UI17: Three Levels of Happy Design

by Luke Wroblewski November 6, 2012

In her The Three Levels of Happy Design talk at User Interface 17 in Boston, MA Dana Chisnell discussed how designers can move from eliminating frustration in products to creating delight. Here's my notes from her talk:

We are really good at eliminating frustration on Web sites but we’re not great at moving to the next level: creating delight for our customers. Going from usable to delightful comes down to three elements: pleasure, flow, and meaning. These are not sequential but intermingled states.

Pleasure

  • A pleasurable interface: shows consideration, anticipates people’s needs, is responsive to context, and uses visuals and voice to create a “feeling”.
  • Being aware of the user and inserting bits of thoughtfulness into an interface can create more pleasure for users.
  • How do you know if you have designed for pleasure? You can’t do A/B testing to see. You have to observe people first hand: are they smiling, exclaiming, or behaving with infatuation?
  • Be cautious of habituation, distraction, disruption, and don’t force it. Habituation: decrease in response after repeated exposure. Distraction: taking attention away from key tasks or info. Disruption: getting in people’s way as they are trying to get things done. Don’t force it: people can tell when you are trying way to hard.
  • Pleasure anticipates needs and produces a positive effect often through visual design and voice.

Flow

  • Flow is about true usability. It is immersive, empowering, and plays on people’s mastery and control of subjects or tasks not tools. Flow allows people to be completely productive. Subtle motivation, behavioral, and social cues can help reinforce the notion of flow.
  • Support serendipity: make tangents useful and meaningful to feed people’s curiosity.
  • Designing for flow: Affordances and feedback need to be clear, obvious and invisible.

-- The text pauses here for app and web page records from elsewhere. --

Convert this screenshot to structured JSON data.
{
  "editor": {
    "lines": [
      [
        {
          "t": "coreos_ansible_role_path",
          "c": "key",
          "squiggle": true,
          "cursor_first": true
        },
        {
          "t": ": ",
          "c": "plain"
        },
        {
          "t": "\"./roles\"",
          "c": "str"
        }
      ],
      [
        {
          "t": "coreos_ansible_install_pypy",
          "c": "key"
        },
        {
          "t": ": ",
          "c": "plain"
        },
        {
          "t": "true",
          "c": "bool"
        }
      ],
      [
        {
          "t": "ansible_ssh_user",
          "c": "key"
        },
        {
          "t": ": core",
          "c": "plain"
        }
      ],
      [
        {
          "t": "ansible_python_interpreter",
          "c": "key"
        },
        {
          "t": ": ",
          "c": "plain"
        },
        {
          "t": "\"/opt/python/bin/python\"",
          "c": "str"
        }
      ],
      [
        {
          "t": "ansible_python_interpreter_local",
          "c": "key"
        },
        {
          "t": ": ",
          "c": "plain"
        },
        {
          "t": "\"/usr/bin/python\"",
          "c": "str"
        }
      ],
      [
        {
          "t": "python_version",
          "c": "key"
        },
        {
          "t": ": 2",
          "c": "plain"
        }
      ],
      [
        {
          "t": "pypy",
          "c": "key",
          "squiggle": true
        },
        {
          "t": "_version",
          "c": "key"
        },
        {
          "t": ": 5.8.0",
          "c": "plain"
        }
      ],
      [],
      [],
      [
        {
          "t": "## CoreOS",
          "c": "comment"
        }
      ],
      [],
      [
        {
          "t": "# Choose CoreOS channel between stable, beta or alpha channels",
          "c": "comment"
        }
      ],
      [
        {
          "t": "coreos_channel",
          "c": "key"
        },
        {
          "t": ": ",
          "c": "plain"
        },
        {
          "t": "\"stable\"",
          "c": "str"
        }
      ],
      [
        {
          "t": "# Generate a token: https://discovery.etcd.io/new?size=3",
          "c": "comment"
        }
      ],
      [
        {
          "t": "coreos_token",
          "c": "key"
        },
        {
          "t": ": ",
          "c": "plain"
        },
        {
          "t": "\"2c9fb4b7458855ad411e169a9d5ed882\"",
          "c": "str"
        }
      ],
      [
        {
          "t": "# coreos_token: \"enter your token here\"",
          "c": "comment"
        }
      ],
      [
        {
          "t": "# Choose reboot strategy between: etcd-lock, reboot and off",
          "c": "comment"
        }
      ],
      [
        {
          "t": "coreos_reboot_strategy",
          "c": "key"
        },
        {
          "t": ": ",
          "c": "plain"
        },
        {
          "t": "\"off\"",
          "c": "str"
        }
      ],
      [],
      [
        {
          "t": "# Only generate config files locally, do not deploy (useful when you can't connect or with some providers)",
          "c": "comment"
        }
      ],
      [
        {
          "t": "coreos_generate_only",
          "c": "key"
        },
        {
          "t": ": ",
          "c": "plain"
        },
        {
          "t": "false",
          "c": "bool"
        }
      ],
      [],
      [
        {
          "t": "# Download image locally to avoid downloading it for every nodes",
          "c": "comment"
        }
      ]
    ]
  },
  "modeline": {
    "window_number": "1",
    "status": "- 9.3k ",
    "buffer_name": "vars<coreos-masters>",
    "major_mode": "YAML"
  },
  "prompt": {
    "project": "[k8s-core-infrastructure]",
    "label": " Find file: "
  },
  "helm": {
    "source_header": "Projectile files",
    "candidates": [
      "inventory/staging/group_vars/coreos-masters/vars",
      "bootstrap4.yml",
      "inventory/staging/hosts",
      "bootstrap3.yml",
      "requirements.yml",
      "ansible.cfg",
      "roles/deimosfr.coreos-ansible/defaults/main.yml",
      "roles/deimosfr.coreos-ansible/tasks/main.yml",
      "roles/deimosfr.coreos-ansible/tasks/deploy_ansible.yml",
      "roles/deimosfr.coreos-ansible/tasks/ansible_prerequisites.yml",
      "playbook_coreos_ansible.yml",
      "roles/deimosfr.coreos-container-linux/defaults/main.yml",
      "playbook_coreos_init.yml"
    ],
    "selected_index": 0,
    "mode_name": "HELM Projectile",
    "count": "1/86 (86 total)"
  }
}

Information architecture needs to match people’s mental models. There needs to be a perception of responsiveness. Clutter needs to be minimized. The interface needs to be appropriate for the context of use.
  • Evidence of flow: people are thankful, time passes quickly without them noticing, and in the end they feel like they accomplished something.
  • Be mindful that flow could register as engagement or frustration in analytics data. User control is key to making flow work.
  • Assessing flow: when using this, how aware do you feel? Can you accomplish new things with it? How much does it expand your capabilities?
  • Flow is immersive, frictionless, and makes use of subtlety in design.

Meaning

  • Companies focused on meaning are flourishing because they have a sense of purpose. There’s an understandable intent that is modeled across the full experience. Meaning has to be conveyed with clarity and simplicity so people move in the direction you want without feeling like you are controlling them.
  • Work toward creating meaning by rewarding and acknowledging effort by people. Reward involvement through loyalty and support that makes people feel like they belong.
  • Designing for meaning: effort is encouraged and rewarded, site & interactions feel secure and safe, branding is authentic.
  • Evidence of meaning: people feel connected, yet selfless. Meaning creates true engagement through a devoted and compassionate audience.
  • You can’t glue on meaning, it has to come from inside. It must come from the business model out. Not from a tagline.
  • Meaning is infusing an organization with intent. Everything about the design needs to echo that intent from mission to fulfillment to culture.